Journal of Nutrition & Food Sciences

Journal of Nutrition & Food Sciences
Open Access

ISSN: 2155-9600

+32 25889658

The role of diet and supplementation in inflammatory bowel disease

5th European Nutrition and Dietetics Conference

June 16-18, 2016 Rome, Italy

Martyn Caplin

Royal Free Hospital, UK

Scientific Tracks Abstracts: J Nutr Food Sci

Abstract :

Background & Aims: Inflammatory Bowel Diseases (IBD) is chronic immune disorders of unclear etiology, in which the gastrointestinal tract is inflamed. Diet may be a potential pathogenic factor in the development of IBD and patients often take food supplements with no evidence base. We have thus assessed the evidence for food supplements in the management of IBD. Methods: A PubMed search was performed for the terms: Inflammatory bowel disease; nutritional deficiencies; dietary supplements; curcumin; green tea; vitamin D and other vitamins; folic acid; iron; zinc; probiotics; Andrographis paniculata and Boswellia serrate. PubMed was used to search for all relevant articles published during 1975-2015. Results: The most evidence was for curcumin, green tea, vitamin D and probiotics. Curcumin supplementation has been reported to be effective in reducing both the symptoms and the inflammatory indices in IBD patients. Similar results have been observed for green tea, however pertinent studies are limited. Vitamin D supplementation may help to both increase bone mineral density in patients with IBD and to reduce disease activity. IBD patients with ileal resections >20 cm may develop vitamin B12 deficiency which requires parenteral supplementation. Conversely, there is no current evidence to support fat soluble vitamin supplementation in IBD patients. Probiotics, particularly VSL#3, appears to reduce disease activity in IBD patients with pouchitis. Complementary and alternative medicines are used by IBD patients and some in vitro and animal studies have showed promising results. Conclusion: Attention to dietary factors such as curcumin, green tea and vitamins, including vitamin D and vitamin B12, appears to be beneficial and, if necessary, supplementation may be appropriate.

Biography :

Martyn Caplin is a Professor of Gastroenterology & GI Neuroendocrinology at the Royal Free Hospital and University College London. He has published over 150 peer reviewed papers, written multiple book chapters and co-authored two books. He regularly lectures both nationally and internationally. From 2006-2012, he was the Clinical Lead for “NHS Evidence” for Gastroenterology and Liver diseases. He was a Member of the National Cancer Research Institute (NCRI) upper-G.I. Cancer Committee 2006-2014. He is an international expert in Neuroendocrine Tumours and is the Chair of the European Neuroendocrine Tumor Society.

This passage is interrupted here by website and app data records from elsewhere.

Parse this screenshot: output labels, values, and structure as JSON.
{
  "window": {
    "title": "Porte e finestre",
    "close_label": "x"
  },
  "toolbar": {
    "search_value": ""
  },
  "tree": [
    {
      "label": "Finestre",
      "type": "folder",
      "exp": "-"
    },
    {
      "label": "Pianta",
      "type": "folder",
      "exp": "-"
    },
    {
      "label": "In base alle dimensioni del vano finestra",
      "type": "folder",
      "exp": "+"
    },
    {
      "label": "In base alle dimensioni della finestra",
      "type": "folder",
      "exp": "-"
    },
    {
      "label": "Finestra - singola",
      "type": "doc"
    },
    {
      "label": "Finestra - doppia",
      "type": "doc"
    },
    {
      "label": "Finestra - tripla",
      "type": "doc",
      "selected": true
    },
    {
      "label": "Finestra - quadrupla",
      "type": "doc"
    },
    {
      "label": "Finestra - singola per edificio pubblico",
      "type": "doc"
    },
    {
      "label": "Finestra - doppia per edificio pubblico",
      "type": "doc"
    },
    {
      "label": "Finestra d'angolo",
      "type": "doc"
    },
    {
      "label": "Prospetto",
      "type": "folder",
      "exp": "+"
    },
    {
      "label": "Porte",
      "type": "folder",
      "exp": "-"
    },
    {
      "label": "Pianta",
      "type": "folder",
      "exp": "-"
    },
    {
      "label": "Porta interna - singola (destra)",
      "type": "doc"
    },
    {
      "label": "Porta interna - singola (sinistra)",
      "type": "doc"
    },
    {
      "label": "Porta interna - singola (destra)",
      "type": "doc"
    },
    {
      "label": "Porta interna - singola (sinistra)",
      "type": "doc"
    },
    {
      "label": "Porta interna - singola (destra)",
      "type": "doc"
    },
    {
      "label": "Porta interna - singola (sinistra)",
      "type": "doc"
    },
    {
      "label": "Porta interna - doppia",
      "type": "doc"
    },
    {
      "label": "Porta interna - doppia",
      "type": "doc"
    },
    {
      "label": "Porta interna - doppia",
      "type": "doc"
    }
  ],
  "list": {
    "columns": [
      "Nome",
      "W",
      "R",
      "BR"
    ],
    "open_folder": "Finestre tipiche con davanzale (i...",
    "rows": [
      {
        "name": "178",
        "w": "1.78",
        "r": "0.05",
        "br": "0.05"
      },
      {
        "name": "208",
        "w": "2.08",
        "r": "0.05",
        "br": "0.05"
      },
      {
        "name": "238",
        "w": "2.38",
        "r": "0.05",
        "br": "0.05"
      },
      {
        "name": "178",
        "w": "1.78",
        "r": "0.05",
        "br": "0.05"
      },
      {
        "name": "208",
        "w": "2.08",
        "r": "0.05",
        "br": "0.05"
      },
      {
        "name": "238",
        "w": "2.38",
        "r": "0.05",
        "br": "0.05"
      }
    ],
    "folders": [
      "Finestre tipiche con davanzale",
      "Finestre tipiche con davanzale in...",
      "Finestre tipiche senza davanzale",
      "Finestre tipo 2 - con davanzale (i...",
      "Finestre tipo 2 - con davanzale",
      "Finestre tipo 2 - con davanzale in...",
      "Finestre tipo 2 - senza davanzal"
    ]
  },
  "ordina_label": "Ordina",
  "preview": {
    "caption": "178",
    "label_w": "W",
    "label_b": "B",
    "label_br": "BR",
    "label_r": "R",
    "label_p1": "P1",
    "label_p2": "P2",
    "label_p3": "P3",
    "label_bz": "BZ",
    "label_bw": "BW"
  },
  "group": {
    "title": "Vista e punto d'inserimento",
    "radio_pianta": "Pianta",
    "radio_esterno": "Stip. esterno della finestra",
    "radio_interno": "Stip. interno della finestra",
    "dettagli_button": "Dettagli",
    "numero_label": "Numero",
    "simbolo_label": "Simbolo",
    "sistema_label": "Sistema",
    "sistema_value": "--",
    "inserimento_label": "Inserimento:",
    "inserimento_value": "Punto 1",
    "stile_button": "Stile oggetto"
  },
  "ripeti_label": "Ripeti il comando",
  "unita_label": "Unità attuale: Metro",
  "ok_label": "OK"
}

He has received a Lifetime Achievement Award from the UK & Ireland Neuroendocrine Tumour Society in recognition of his Clinical Leadership and Research in the field of NETs.